I started this resolution by typing, “try more new recipes,” but then realized that would be breaking my own rules of specificity and measurability. This is more of a loose, for fun resolution. My hope for this resolution is that it will help in three of my goals for the year. Obviously, it helps with trying more new recipes and increasing my regular recipe rotation. But my hope is that it will also lead to more blogging because I will have more things to write about. I also hope this will help in losing weight because my focus will be on trying healthy recipes. I have written about exactly what I am doing to accomplish this goal in my post about The Recipe Club. (Check it out here.)
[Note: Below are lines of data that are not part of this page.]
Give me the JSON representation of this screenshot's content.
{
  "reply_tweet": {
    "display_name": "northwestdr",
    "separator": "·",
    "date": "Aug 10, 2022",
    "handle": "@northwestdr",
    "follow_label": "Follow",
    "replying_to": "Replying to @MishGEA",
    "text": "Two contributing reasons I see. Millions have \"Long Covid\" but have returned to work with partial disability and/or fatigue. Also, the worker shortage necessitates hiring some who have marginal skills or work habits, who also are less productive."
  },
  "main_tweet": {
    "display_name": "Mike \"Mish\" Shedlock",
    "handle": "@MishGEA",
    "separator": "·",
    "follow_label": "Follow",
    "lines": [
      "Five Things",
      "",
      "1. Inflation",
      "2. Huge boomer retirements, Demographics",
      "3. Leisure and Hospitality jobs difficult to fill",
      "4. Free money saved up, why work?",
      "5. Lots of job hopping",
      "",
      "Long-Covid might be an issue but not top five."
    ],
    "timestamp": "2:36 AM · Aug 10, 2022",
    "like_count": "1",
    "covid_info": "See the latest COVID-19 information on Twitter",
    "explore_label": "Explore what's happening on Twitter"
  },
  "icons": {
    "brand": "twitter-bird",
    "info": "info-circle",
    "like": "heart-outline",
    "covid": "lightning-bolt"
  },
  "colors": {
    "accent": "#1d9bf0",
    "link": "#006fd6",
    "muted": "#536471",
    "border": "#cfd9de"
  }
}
If you are feeling frustrated with your resolutions already, take a minute to start over and re-check. If you want to change your life, you can’t afford to wait until January 2018. Your resolutions should be something you re-evaluate throughout the year.
To get started, take a few minutes today and think about what you are really hoping to accomplish and achieve this year. Dream big, but be realistic. WRITE IT DOWN. Now, take a look at your goals. For each goal, identify the very first step to achieving that goal. Bonus points if, like me, one step can accomplish multiple goals.
If your goal is to lose weight or be healthier, maybe the first step is giving up your soda or sugary coffee drink habit. Make it something specific and achievable. If you want to give up soda, it’s probably not realistic to think you will never drink soda again as long as you live. Maybe a realistic goal would be 1 soda a week or 1 soda a month. For the month of January, focus on those first, baby steps. Then, at the end of this month, re-evaluate. Have you achieved your goal? If so, great, what is the next step? If not, why not? Was it too lofty? Break it down into something even smaller and focus on that for February.
Many people resolve to change their lives at the beginning of the new year, but few ever achieve it. Make 2017 the year you join the 8% (or the 20%, depending on whose studies you believe).
Need help getting started? Share your goals in the comments!